Friday, November 23, 2007

It Was A $1,000 Wedding ...

Gram Parsons & Emmylou Harris Sing $1000 Wedding

One of my biggest musical heroes is Gram Parsons. Like Hank Williams before him, Parsons made a ton of incredible music before dying tragically young. Read AMG bio here. I’m not going to get into his life story or his musical feats here. Someday I’ll do a bigger post about Gram Parsons, the artist. Right now I just want to focus on my all-time favorite Gram Parsons song: $1000 Wedding (buy album).

I’m not exactly sure what the song is about.
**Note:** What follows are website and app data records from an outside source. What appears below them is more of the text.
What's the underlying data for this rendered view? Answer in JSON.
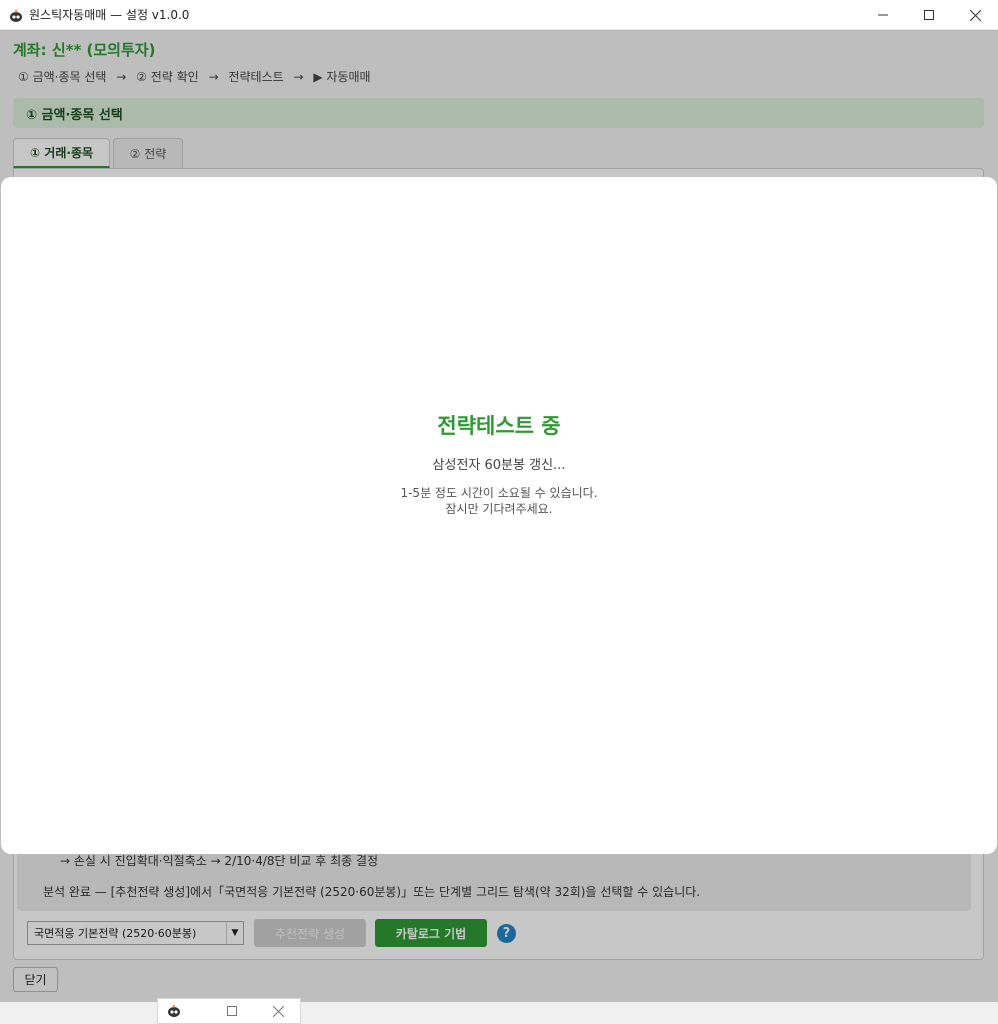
{
  "window": {
    "title": "원스틱자동매매 — 설정 v1.0.0"
  },
  "header": {
    "account": "계좌: 신** (모의투자)",
    "steps": [
      "① 금액·종목 선택",
      "→",
      "② 전략 확인",
      "→",
      "전략테스트",
      "→",
      "▶ 자동매매"
    ]
  },
  "section": {
    "title": "① 금액·종목 선택"
  },
  "tabs": [
    {
      "label": "① 거래·종목",
      "active": true
    },
    {
      "label": "② 전략",
      "active": false
    }
  ],
  "panel": {
    "info_line_1": "→ 손실 시 진입확대·익절축소 → 2/10·4/8단 비교 후 최종 결정",
    "info_line_2": "분석 완료 — [추천전략 생성]에서「국면적응 기본전략 (2520·60분봉)」또는 단계별 그리드 탐색(약 32회)을 선택할 수 있습니다.",
    "strategy_select": "국면적응 기본전략 (2520·60분봉)",
    "recommend_button": "추천전략 생성",
    "catalog_button": "카탈로그 기법",
    "help_label": "?",
    "close_button": "닫기"
  },
  "modal": {
    "title": "전략테스트 중",
    "status": "삼성전자 60분봉 갱신...",
    "note_line_1": "1-5분 정도 시간이 소요될 수 있습니다.",
    "note_line_2": "잠시만 기다려주세요."
  },
  "colors": {
    "accent_green": "#2e9b32",
    "banner_bg": "#dcefdc",
    "help_blue": "#1f86c7"
  },
  "icons": [
    "app-robot-icon",
    "minimize-icon",
    "maximize-icon",
    "close-icon",
    "dropdown-caret-icon",
    "help-icon"
  ]
}
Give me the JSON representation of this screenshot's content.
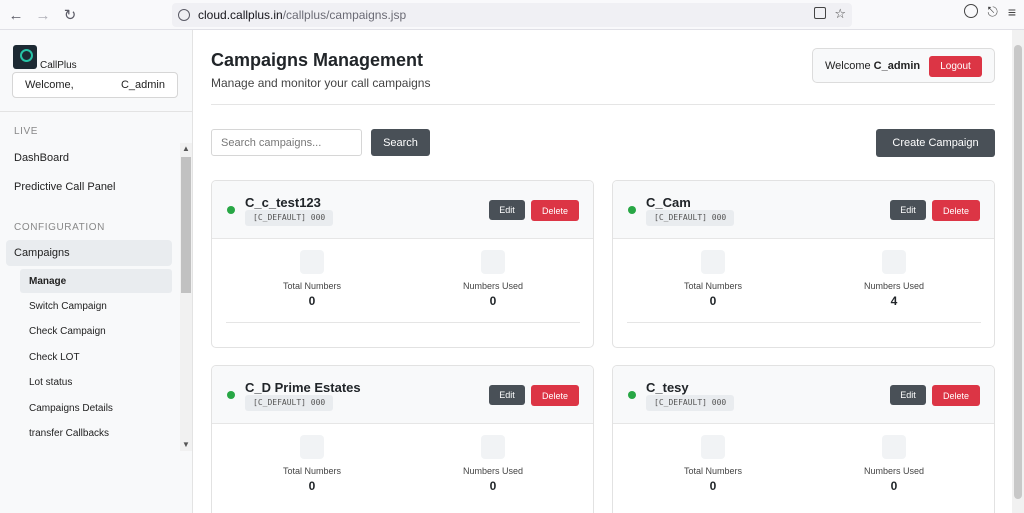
{
  "browser": {
    "url_domain": "cloud.callplus.in",
    "url_path": "/callplus/campaigns.jsp"
  },
  "sidebar": {
    "brand": "CallPlus",
    "welcome_label": "Welcome,",
    "welcome_user": "C_admin",
    "sections": [
      {
        "label": "LIVE",
        "items": [
          "DashBoard",
          "Predictive Call Panel"
        ]
      },
      {
        "label": "CONFIGURATION",
        "items": [
          "Campaigns"
        ]
      }
    ],
    "sub_items": [
      "Manage",
      "Switch Campaign",
      "Check Campaign",
      "Check LOT",
      "Lot status",
      "Campaigns Details",
      "transfer Callbacks"
    ]
  },
  "header": {
    "title": "Campaigns Management",
    "subtitle": "Manage and monitor your call campaigns",
    "welcome": "Welcome",
    "user": "C_admin",
    "logout": "Logout"
  },
  "toolbar": {
    "search_placeholder": "Search campaigns...",
    "search_button": "Search",
    "create_button": "Create Campaign"
  },
  "cards": [
    {
      "name": "C_c_test123",
      "tag": "[C_DEFAULT] 000",
      "edit": "Edit",
      "delete": "Delete",
      "total_label": "Total Numbers",
      "total": "0",
      "used_label": "Numbers Used",
      "used": "0",
      "status_color": "#28a745"
    },
    {
      "name": "C_Cam",
      "tag": "[C_DEFAULT] 000",
      "edit": "Edit",
      "delete": "Delete",
      "total_label": "Total Numbers",
      "total": "0",
      "used_label": "Numbers Used",
      "used": "4",
      "status_color": "#28a745"
    },
    {
      "name": "C_D Prime Estates",
      "tag": "[C_DEFAULT] 000",
      "edit": "Edit",
      "delete": "Delete",
      "total_label": "Total Numbers",
      "total": "0",
      "used_label": "Numbers Used",
      "used": "0",
      "status_color": "#28a745"
    },
    {
      "name": "C_tesy",
      "tag": "[C_DEFAULT] 000",
      "edit": "Edit",
      "delete": "Delete",
      "total_label": "Total Numbers",
      "total": "0",
      "used_label": "Numbers Used",
      "used": "0",
      "status_color": "#28a745"
    }
  ],
  "colors": {
    "primary_dark": "#495057",
    "danger": "#dc3545",
    "success": "#28a745"
  }
}
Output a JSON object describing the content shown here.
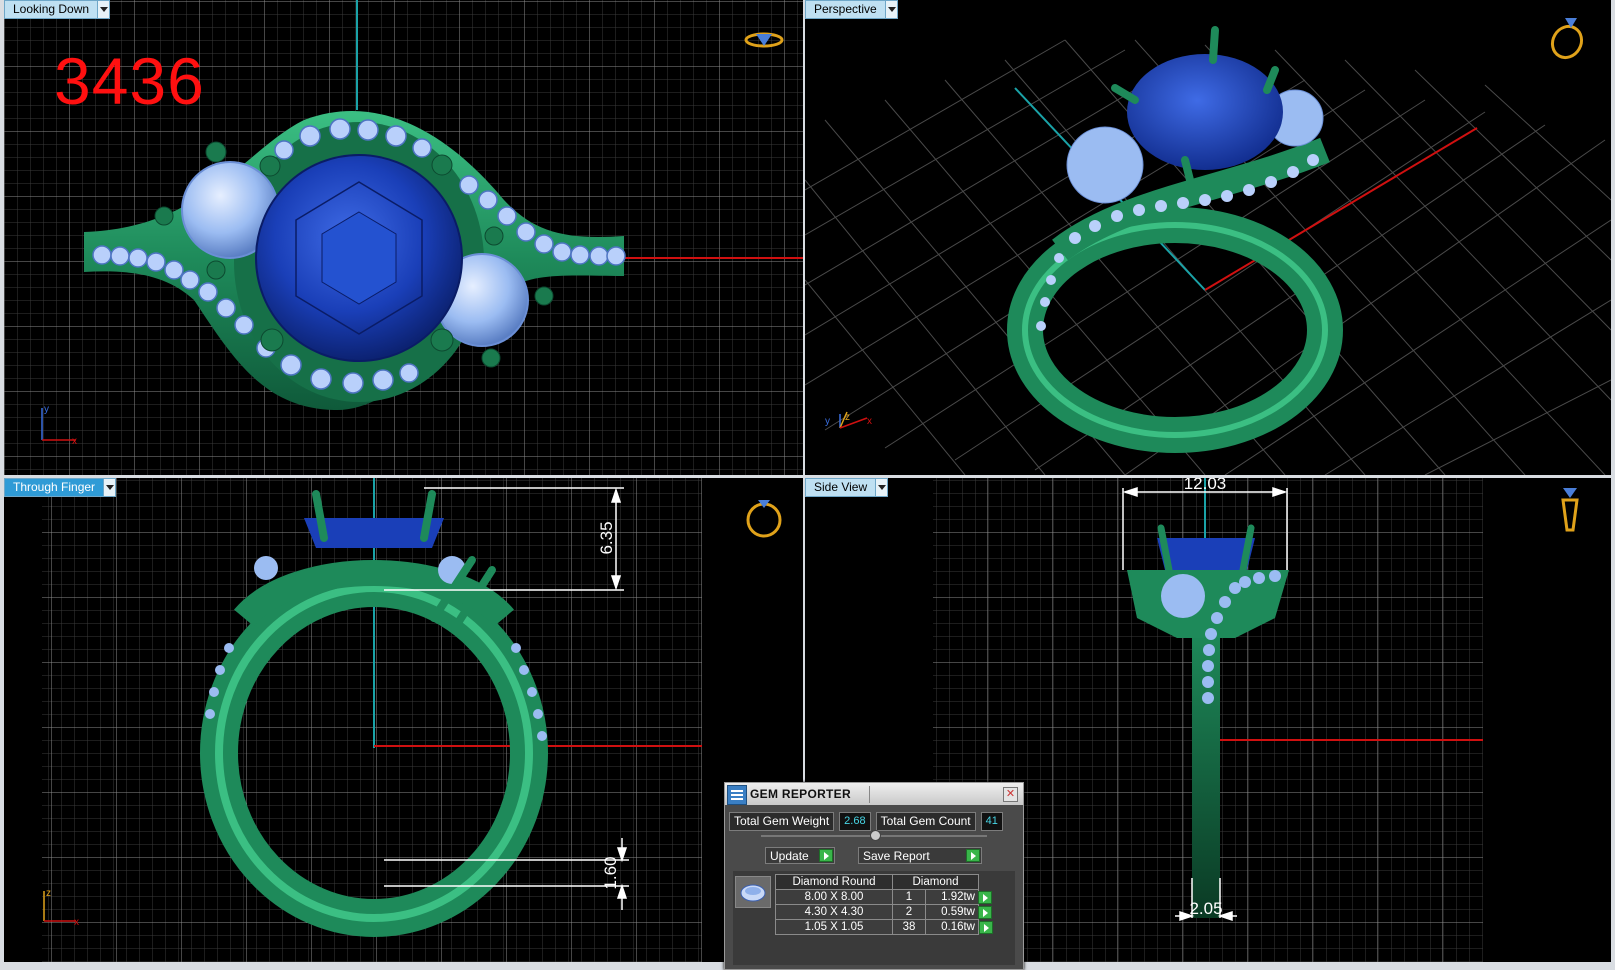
{
  "viewports": {
    "top_left": {
      "label": "Looking Down",
      "axes": [
        "y",
        "x"
      ]
    },
    "top_right": {
      "label": "Perspective",
      "axes": [
        "y",
        "z",
        "x"
      ]
    },
    "bottom_left": {
      "label": "Through Finger",
      "axes": [
        "z",
        "x"
      ]
    },
    "bottom_right": {
      "label": "Side View"
    }
  },
  "model_number": "3436",
  "dimensions": {
    "through_finger_height": "6.35",
    "through_finger_bottom": "1.60",
    "side_width_top": "12.03",
    "side_width_bottom": "2.05"
  },
  "gem_reporter": {
    "title": "GEM REPORTER",
    "total_gem_weight_label": "Total Gem Weight",
    "total_gem_weight": "2.68",
    "total_gem_count_label": "Total Gem Count",
    "total_gem_count": "41",
    "update_label": "Update",
    "save_report_label": "Save Report",
    "headers": [
      "Diamond Round",
      "Diamond"
    ],
    "rows": [
      {
        "size": "8.00 X 8.00",
        "count": "1",
        "weight": "1.92tw"
      },
      {
        "size": "4.30 X 4.30",
        "count": "2",
        "weight": "0.59tw"
      },
      {
        "size": "1.05 X 1.05",
        "count": "38",
        "weight": "0.16tw"
      }
    ]
  },
  "colors": {
    "metal": "#1e8a5a",
    "center_stone": "#1a3fb8",
    "diamond": "#9bbcf2",
    "grid": "#4a4a4a",
    "axis_red": "#d01010",
    "axis_teal": "#1aa3a8",
    "view_icon": "#e0a21a"
  }
}
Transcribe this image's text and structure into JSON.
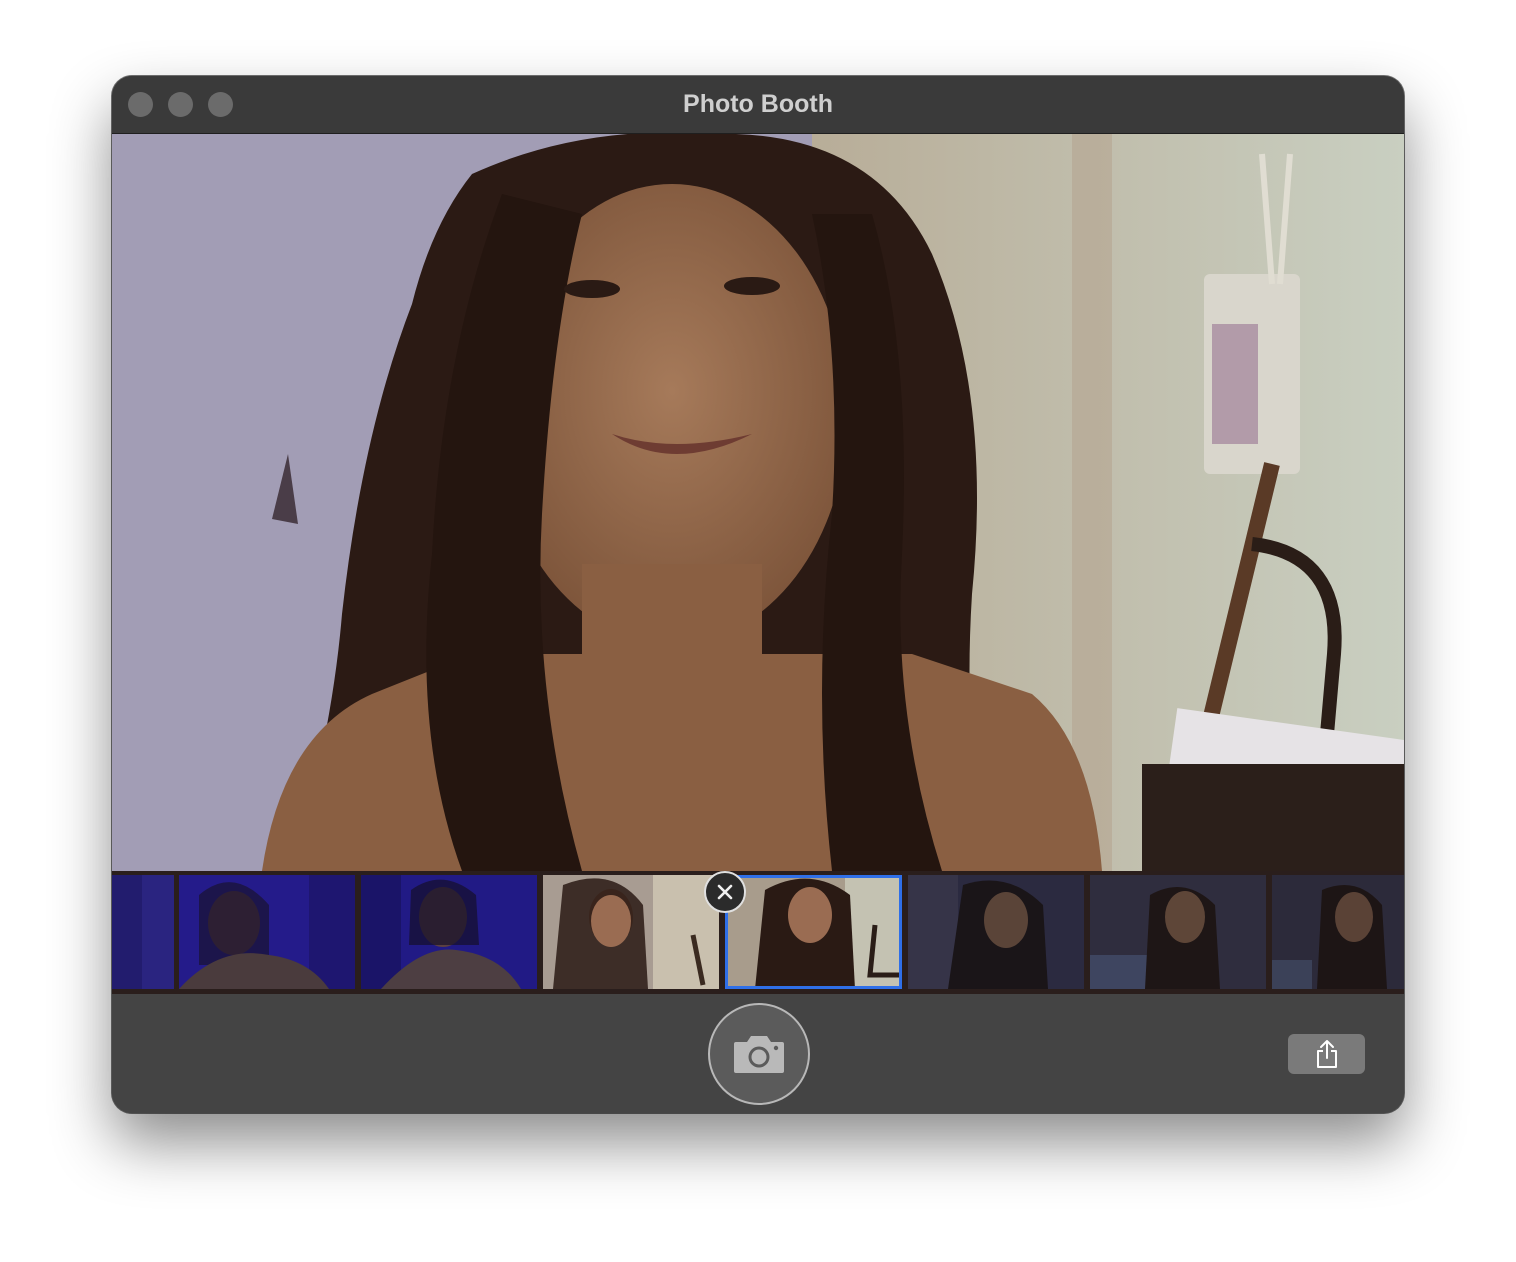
{
  "window": {
    "title": "Photo Booth"
  },
  "colors": {
    "window_bg": "#444444",
    "titlebar_bg": "#3a3a3a",
    "selection_accent": "#2f6fe8",
    "traffic_light": "#6b6b6b"
  },
  "icons": {
    "shutter": "camera-icon",
    "share": "share-icon",
    "remove": "close-icon"
  },
  "thumbnails": {
    "count": 8,
    "selected_index": 4
  }
}
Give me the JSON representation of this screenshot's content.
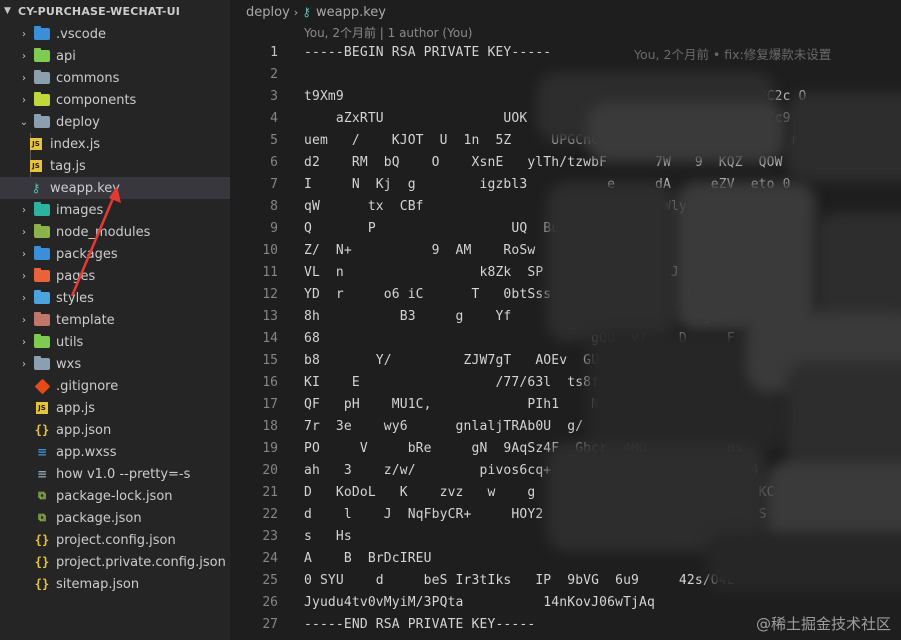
{
  "explorer": {
    "root": "CY-PURCHASE-WECHAT-UI",
    "items": [
      {
        "label": ".vscode",
        "icon": "vscode-folder-icon",
        "color": "#3a8fd8",
        "kind": "folder"
      },
      {
        "label": "api",
        "icon": "api-folder-icon",
        "color": "#7ecb52",
        "kind": "folder"
      },
      {
        "label": "commons",
        "icon": "folder-icon",
        "color": "#8a9fb0",
        "kind": "folder"
      },
      {
        "label": "components",
        "icon": "components-folder-icon",
        "color": "#c0d83c",
        "kind": "folder"
      },
      {
        "label": "deploy",
        "icon": "folder-open-icon",
        "color": "#8a9fb0",
        "kind": "folder-open"
      },
      {
        "label": "index.js",
        "icon": "js-file-icon",
        "kind": "js",
        "child": true
      },
      {
        "label": "tag.js",
        "icon": "js-file-icon",
        "kind": "js",
        "child": true
      },
      {
        "label": "weapp.key",
        "icon": "key-file-icon",
        "kind": "key",
        "child": true,
        "selected": true
      },
      {
        "label": "images",
        "icon": "images-folder-icon",
        "color": "#2eb2a0",
        "kind": "folder"
      },
      {
        "label": "node_modules",
        "icon": "node-modules-folder-icon",
        "color": "#8ab34b",
        "kind": "folder"
      },
      {
        "label": "packages",
        "icon": "packages-folder-icon",
        "color": "#3a8fd8",
        "kind": "folder"
      },
      {
        "label": "pages",
        "icon": "pages-folder-icon",
        "color": "#e8633a",
        "kind": "folder"
      },
      {
        "label": "styles",
        "icon": "styles-folder-icon",
        "color": "#4aa4e0",
        "kind": "folder"
      },
      {
        "label": "template",
        "icon": "template-folder-icon",
        "color": "#c0776a",
        "kind": "folder"
      },
      {
        "label": "utils",
        "icon": "utils-folder-icon",
        "color": "#7ecb52",
        "kind": "folder"
      },
      {
        "label": "wxs",
        "icon": "folder-icon",
        "color": "#8a9fb0",
        "kind": "folder"
      },
      {
        "label": ".gitignore",
        "icon": "git-file-icon",
        "kind": "git"
      },
      {
        "label": "app.js",
        "icon": "js-file-icon",
        "kind": "js"
      },
      {
        "label": "app.json",
        "icon": "json-file-icon",
        "kind": "json"
      },
      {
        "label": "app.wxss",
        "icon": "css-file-icon",
        "kind": "css"
      },
      {
        "label": "how v1.0 --pretty=-s",
        "icon": "text-file-icon",
        "kind": "txt"
      },
      {
        "label": "package-lock.json",
        "icon": "npm-file-icon",
        "kind": "npm"
      },
      {
        "label": "package.json",
        "icon": "npm-file-icon",
        "kind": "npm"
      },
      {
        "label": "project.config.json",
        "icon": "json-file-icon",
        "kind": "json"
      },
      {
        "label": "project.private.config.json",
        "icon": "json-file-icon",
        "kind": "json"
      },
      {
        "label": "sitemap.json",
        "icon": "json-file-icon",
        "kind": "json"
      }
    ]
  },
  "editor": {
    "breadcrumb": [
      "deploy",
      "weapp.key"
    ],
    "blame_header": "You, 2个月前 | 1 author (You)",
    "inline_blame": "You, 2个月前 • fix:修复爆款未设置",
    "lines": [
      {
        "n": "1",
        "text": "-----BEGIN RSA PRIVATE KEY-----"
      },
      {
        "n": "2",
        "text": ""
      },
      {
        "n": "3",
        "text": "t9Xm9                                                   xPC2c O"
      },
      {
        "n": "4",
        "text": "    aZxRTU               UOK          +6  ifUrz    X/xiTop/c9 iwu J"
      },
      {
        "n": "5",
        "text": "uem   /    KJOT  U  1n  5Z     UPGCnC  MqmpU     9           r"
      },
      {
        "n": "6",
        "text": "d2    RM  bQ    O    XsnE   ylTh/tzwbF      7W   9  KQZ  QOW"
      },
      {
        "n": "7",
        "text": "I     N  Kj  g        igzbl3          e     dA     eZV  eto 0"
      },
      {
        "n": "8",
        "text": "qW      tx  CBf                  /+H       1TWly      ty   kY"
      },
      {
        "n": "9",
        "text": "Q       P                 UQ  BuY+       z1A      Na  C9KuY"
      },
      {
        "n": "10",
        "text": "Z/  N+          9  AM    RoSw   g  WJ   Bg      CU 2ZEVC"
      },
      {
        "n": "11",
        "text": "VL  n                 k8Zk  SP   kwP0  d   f  J        hWaF"
      },
      {
        "n": "12",
        "text": "YD  r     o6 iC      T   0btSss   LLkZHN  x     E6fy  V"
      },
      {
        "n": "13",
        "text": "8h          B3     g    Yf       K1Nm1cw          gh/F  E"
      },
      {
        "n": "14",
        "text": "68                                  gQU  V7    D     F"
      },
      {
        "n": "15",
        "text": "b8       Y/         ZJW7gT   AOEv  GU   Al   H  N58   Y"
      },
      {
        "n": "16",
        "text": "KI    E                 /77/63l  ts8f+  RTHy  64     XKpox2"
      },
      {
        "n": "17",
        "text": "QF   pH    MU1C,            PIh1    N     g8   bQLe   S"
      },
      {
        "n": "18",
        "text": "7r  3e    wy6      gnlaljTRAb0U  g/     L          bX"
      },
      {
        "n": "19",
        "text": "PO     V     bRe     gN  9AqSz4F  Gbcr  4MD          ds"
      },
      {
        "n": "20",
        "text": "ah   3    z/w/        pivos6cq+              L          4"
      },
      {
        "n": "21",
        "text": "D   KoDoL   K    zvz   w    g            nc      J  Y    KC"
      },
      {
        "n": "22",
        "text": "d    l    J  NqFbyCR+     HOY2         kKkY           F  S"
      },
      {
        "n": "23",
        "text": "s   Hs                                        nAbr  r  3"
      },
      {
        "n": "24",
        "text": "A    B  BrDcIREU                                       4"
      },
      {
        "n": "25",
        "text": "0 SYU    d     beS Ir3tIks   IP  9bVG  6u9     42s/O4E"
      },
      {
        "n": "26",
        "text": "Jyudu4tv0vMyiM/3PQta          14nKovJ06wTjAq"
      },
      {
        "n": "27",
        "text": "-----END RSA PRIVATE KEY-----"
      }
    ]
  },
  "watermark": "@稀土掘金技术社区"
}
Seems to be about a groom jilted at the alter followed by a drinking spree, a betrayal, and then some mysterious religious stuff. (See here for some theories). Whatever it’s about, it became an obsession of mine in the early 1990’s. I played it over and over again on the guitar but never to my complete satisfaction. Gram’s version was just too perfect. (Plus, I didn’t have the amazing Emmylou Harris singing over my shoulder.) It’s been fifteen years since I fell in love with this song, but it still moves me. The coolest part is how it builds from verse to verse. Check it out and let me know what you think.

In case you are new to Gram (and your lucky day has finally arrived) here is one more song to enjoy. It’s a version of The New Soft Shoe - Live (buy album) recorded March 13, 1973 at WLIR in New York, six months before his death. There is some interesting banter afterwards, particularly the bus story. Take special note of Emmylou’s “yeah” at the 7:44 mark. (You’ll know why when you hear the story).

One of the better cover versions of $1000 wedding comes from a Detroit-born songwriter known as Paul K. Check out: Thousand Dollar Wedding - Paul K. AMG reports about Paul K: “Unlike the overwhelming majority of songwriters, who get next to the darker side of life but never quite break the door down, Paul Kopasz has lived as part of the fringe element, and his career has evoked comparisons to Townes Van Zandt, Lou Reed and Merle Haggard, three artists known for drawing from their own shady experiences for song material.” Read the rest of his bio here.

The Paul K track comes from the album, “The Big Nowhere,” which I believe is out of print. Here’s another pretty good one from that album: Nashville, Tennessee.

Gram Parsons At Joshua Tree

5 comments:

Terence said...

Paul,
Excellent post. Right back at you. www.fitsandstarts.typepad.com

Anonymous said...

Explanation of $1000 Wedding from

http://www.furious.com/perfect/gramparsons/1000wedding.html

What starts as a mournful wedding progresses toward the climax of a joyful funeral. For both events there should be flowers but they aren't. What happens in between is cryptic: Did the bride die, or just ditch the groom? Did his buddies "do him in"? And if so, was it out of compassion or malice? The secrets at the heart of the story are never divulged, but the narrator(s) assumes we already know them. We're simultaneously winked at and shoved aside with inscrutable clues: "people passing notes," "he told them everything there was to tell," "old lies still on their faces." The implication is that if we can't read the notes, don't already know all there is to tell, and aren't privy to the old lies, then we're not really supposed to be hearing this story. We're eavesdroppers on a juicy tale.

Parsons biographer Ben Fong-Torres offers little information on "$1000 Wedding," except that an early draft lasted nine minutes (twice as long as the version that appeared on Grievous Angel in 1974; Dando and Hatfield reduce it by another minute) and was rejected by The Flying Burrito Brothers and producer Jim Dickson in 1969. [2] This fact suggests that the final version of the song resulted from considerable editing and revising, a period of incubation that intensifies expression. The longer version probably had very little of the mystery that distinguishes the surviving version. Fong-Torres links the lyrics of the song to a specific biographical circumstance: Parsons was engaged to Nancy Marthai Ross and took her to his favorite couturier--Nudie Cohen of Nudie's Rodeo Tailors--to have a dress made, but Ross had reservations about and never paid for the $1000 wedding dress.

Peggy

Paul said...

Peggy,

That's great stuff. Thanks for sharing it!

Paul

paul said...

Here is a hot link to the website Peggy mentioned: Furious.com. Good stuff.

Anonymous said...

in an earlier demo (1969) gram sings "...the young bride passed away..."

so i think we can conclude his orig. sentiment was that she dies.

check out:
http://youtube.com/watch?v=CnXeLpZjalI&feature=related